If radiologists need another reason to justify their iPhone, it just arrived. It's now possible to diagnose strokes from scans sent to a smart-phone, using a newly developed Candian app, with positive implications for teleradiology and rural communities.
A retrospective study published May 6th in the Journal of Medical Internet Research, had two neuroradiologists reading 120 recent consecutive nonconrast CT (NCCT) brain scans, plus 70 CT angiograms (CTA) head scans from the Calgary Stroke Program database. One reader used a diagnostic workstation, the other used an iPhone or iPod Touch (iOS device). Readers looked at NCCT scans for early signs of infarction, including early parenchymal ischemic changes and dense vessel sign, excluding acute intraparenchymal hemorrhage and stroke mimics. They evaluated CTA scans for any intracranial vessel occlusion, then compared the diagnoses from both platforms.
Researchers found that the sensitivity and specificity of detecting intraparenchymal hemorrhage were 100 percent for the iOS device. As for the sensitivity, specificity and accuracy of detecting acute parenchymal ischemic change, those figures were 94.1 percent, 100 percent and 98.09 percent respectively for the first reader, and 97.05 percent, 100 percent and 99.04 percent for the second reader. In detecting vessel occlusion on CTA, the sensitivity, specificity, and accuracy were 94.4 percent, 100 percent and 98.46 percent for both readers. There was also no significant difference in the amount of time it took them to read the images on the iOS compared to the workstation.
The iOS application can view both 2-D and 3-D images, and can be manipulated by the user, with results in seconds. No patient data is stored on the iOS device, rather it’s stored on a remote, secure server. This study was designed by Mayank Goyal, MD, of the Hotchkiss Brain Institute (HBI), and the iPhone software technology was originally developed by Ross Mitchell, PhD, and others at HBI. It was then enhanced and commercialized by Calgary Scientific Inc.
The app is ResolutionMD Mobile, which can also be used on Android smart-phones and iPads, as well as web-based browsers. The computing work is done on a server, then streaming the images to the smart-phone in real time.

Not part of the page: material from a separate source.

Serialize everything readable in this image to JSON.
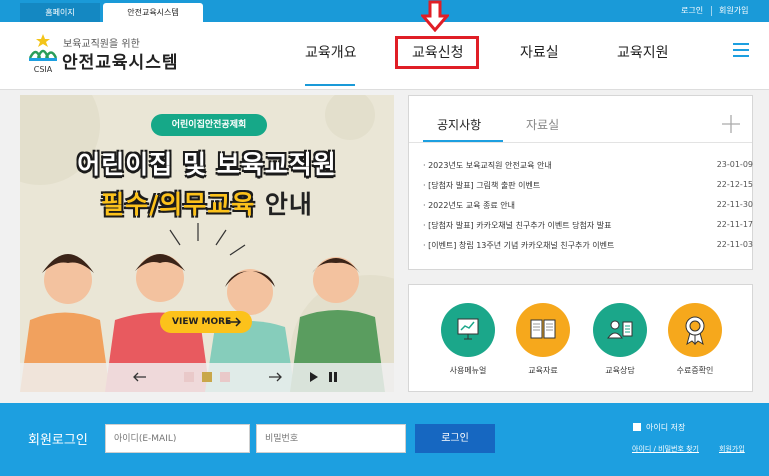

Health Canada approved the app in April 2010, so doctors there can make primary diagnoses using it. It’s since reportedly been licensed to medical imaging companies and 50,000 hospitals, so doctors should have access to it within the next two years.